Sign up for our newsletter to get regular updates. Subscribe to our RSS feed here to stay updated. We encourage you to visit our MQTT Glossary for an in-depth understanding of the essential MQTT terminologies. It will equip you with the necessary vocabulary to grasp the complexities of MQTT and its various versions.
FAQs on Why Upgrade to MQTT 5 from MQTT 3
First, you need to understand the differences between MQTT 3 and MQTT 5. Then, check whether the MQTT client and broker you are using support MQTT 5. Some software might need to be updated to a newer version, or you might need to switch to a different software that supports MQTT 5. Next, decide which new features to use, how to modify your applications to use these features, and how to update your client and broker software. Before deploying the changes to your production system, it's essential to test the new setup thoroughly in a non-production environment.

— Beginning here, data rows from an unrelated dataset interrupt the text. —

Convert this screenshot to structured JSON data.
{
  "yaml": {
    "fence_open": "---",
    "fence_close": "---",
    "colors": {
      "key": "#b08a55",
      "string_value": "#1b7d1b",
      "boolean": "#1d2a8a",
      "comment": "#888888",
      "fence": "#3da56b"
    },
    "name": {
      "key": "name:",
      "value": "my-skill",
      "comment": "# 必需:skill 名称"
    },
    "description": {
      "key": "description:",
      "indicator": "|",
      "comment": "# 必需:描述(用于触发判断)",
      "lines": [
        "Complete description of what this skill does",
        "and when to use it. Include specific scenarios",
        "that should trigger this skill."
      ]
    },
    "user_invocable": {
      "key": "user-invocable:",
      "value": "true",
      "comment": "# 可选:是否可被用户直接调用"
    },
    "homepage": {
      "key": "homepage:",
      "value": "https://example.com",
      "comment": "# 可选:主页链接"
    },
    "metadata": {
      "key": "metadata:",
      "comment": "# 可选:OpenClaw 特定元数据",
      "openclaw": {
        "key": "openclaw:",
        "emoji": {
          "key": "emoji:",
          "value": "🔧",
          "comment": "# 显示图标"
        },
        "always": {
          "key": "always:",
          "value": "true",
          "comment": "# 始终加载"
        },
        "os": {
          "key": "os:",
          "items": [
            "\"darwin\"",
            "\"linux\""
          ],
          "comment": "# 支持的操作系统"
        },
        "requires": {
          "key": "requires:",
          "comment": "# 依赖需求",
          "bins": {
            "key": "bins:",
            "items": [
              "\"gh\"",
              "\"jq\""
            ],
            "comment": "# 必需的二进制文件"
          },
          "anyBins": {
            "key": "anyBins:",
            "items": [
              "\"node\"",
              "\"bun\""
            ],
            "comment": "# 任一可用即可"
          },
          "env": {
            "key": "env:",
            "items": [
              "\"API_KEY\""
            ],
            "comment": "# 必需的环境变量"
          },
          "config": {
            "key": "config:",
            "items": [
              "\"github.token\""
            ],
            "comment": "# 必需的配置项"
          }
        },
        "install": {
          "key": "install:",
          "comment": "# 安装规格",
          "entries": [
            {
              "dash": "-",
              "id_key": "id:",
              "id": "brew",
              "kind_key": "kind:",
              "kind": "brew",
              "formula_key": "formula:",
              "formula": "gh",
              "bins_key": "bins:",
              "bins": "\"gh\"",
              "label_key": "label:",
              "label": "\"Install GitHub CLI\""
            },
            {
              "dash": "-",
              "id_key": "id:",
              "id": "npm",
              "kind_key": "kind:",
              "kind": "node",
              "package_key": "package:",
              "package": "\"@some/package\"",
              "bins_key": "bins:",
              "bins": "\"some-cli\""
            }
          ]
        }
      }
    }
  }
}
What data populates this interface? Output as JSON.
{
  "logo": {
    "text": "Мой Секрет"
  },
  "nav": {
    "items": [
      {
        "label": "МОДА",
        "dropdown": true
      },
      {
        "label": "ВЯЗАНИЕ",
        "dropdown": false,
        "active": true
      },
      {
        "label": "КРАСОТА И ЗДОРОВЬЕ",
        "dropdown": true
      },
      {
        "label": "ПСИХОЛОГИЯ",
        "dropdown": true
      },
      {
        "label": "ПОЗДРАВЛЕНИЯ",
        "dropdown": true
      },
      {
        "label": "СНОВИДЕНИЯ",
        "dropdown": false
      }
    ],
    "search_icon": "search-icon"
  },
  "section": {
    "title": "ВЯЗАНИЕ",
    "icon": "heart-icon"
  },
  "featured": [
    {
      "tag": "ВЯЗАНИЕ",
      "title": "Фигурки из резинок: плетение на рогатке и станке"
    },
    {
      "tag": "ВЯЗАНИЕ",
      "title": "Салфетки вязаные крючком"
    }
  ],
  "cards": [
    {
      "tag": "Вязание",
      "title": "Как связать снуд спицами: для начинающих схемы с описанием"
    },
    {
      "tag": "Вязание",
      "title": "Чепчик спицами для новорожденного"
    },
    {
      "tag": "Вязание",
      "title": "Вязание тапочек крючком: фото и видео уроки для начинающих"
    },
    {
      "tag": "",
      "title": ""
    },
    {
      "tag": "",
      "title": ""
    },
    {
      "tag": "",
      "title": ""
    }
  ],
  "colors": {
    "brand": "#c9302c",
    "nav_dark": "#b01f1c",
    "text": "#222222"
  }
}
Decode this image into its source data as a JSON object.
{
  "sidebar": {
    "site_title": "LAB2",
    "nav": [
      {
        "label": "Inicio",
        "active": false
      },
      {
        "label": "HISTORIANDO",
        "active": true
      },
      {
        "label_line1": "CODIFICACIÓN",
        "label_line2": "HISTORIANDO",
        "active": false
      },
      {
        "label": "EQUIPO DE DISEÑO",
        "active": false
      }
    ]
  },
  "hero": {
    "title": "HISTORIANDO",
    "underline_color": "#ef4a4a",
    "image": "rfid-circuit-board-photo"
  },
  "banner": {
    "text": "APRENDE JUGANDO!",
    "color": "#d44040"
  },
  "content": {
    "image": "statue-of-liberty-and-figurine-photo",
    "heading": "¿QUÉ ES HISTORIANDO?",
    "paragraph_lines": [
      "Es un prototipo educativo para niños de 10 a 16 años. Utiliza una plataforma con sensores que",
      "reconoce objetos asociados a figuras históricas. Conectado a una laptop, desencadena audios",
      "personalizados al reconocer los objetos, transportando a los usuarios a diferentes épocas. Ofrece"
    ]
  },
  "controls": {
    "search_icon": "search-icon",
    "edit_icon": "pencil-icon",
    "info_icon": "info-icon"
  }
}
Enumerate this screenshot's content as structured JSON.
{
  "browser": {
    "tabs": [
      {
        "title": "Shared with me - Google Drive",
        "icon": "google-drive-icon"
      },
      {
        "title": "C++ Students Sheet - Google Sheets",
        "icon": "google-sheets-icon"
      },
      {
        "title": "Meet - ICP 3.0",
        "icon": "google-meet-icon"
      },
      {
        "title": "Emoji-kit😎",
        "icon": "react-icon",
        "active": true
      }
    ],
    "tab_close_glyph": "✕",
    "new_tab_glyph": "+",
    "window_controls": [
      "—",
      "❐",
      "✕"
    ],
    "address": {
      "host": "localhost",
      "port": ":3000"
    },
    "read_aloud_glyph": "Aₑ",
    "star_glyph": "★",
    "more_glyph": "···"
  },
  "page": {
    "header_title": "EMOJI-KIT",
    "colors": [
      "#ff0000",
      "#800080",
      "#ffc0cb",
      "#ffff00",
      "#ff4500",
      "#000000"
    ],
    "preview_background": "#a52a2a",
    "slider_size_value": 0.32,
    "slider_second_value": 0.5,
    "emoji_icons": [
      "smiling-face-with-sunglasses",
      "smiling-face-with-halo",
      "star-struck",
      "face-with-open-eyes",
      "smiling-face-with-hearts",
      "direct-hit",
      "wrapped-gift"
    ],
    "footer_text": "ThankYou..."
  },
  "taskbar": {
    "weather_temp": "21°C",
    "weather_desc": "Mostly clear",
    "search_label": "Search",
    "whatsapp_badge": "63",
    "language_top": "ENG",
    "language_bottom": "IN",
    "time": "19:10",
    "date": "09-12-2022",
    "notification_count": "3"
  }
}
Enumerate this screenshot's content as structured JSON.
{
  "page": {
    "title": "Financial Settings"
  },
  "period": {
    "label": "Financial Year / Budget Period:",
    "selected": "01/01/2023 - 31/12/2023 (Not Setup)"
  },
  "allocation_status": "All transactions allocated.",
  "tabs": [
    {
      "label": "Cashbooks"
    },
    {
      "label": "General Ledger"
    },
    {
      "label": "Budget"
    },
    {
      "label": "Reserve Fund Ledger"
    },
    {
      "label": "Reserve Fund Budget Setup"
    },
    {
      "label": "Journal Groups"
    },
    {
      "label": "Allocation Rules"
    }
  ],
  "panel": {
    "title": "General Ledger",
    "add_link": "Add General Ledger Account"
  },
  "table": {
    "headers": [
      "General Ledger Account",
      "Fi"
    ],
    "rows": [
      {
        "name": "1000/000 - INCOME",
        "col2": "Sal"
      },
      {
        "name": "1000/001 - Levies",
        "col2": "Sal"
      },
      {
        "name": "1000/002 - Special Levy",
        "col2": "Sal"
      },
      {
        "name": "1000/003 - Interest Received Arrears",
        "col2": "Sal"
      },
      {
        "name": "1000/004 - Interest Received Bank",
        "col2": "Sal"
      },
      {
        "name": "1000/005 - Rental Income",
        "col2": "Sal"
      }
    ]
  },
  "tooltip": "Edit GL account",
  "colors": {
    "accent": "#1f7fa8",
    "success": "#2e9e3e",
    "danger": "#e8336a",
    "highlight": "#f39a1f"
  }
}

MQTT 5 does introduce a number of features which, while not directly changing the QoS levels, do provide additional control and feedback mechanisms that could be used to enhance the overall quality of service. These include Negative Acknowledgement (NACK), Session and message Expiry Intervals, Flow Control, and Reason Codes.
Both MQTT 3 and MQTT 5 support a maximum packet size of 256 MB. However, MQTT 5 introduces a new feature that allows a client and broker to negotiate a smaller maximum packet size for their connection. This is done using the Maximum Packet Size property, which can be sent by a client in the CONNECT packet and by a broker in the CONNACK packet.
There are no explicit features in MQTT 5 that are designed to reduce latency or increase throughput compared to MQTT 3. However, MQTT 5 introduces a number of new features, such as Topic Aliases, Flow Control, and Shared Subscriptions, which could indirectly improve performance in certain scenarios.
Many popular MQTT libraries have been updated to support MQTT 5 in addition to MQTT 3. However, support for MQTT 5 might not be as widespread as MQTT 3, given that MQTT 3 has been around for a longer time and is more widely adopted.
The MQTT protocol, including both version 3 and version 5, is already designed to be lightweight and efficient, which makes it suitable for resource-constrained devices, including battery-powered devices. However, MQTT 5 introduces several new features which can further optimize the protocol's efficiency and potentially prolong device battery life.
About Ian Skerrett
Ian was Vice President of Marketing for HiveMQ until September 2022.Contact HiveMQ
About Florian Raschbichler
Florian serves as the head of the HiveMQ support team with years of first hand experience overcoming challenges in achieving reliable, scalable, and secure IoT messaging for enterprise customers.Contact Florian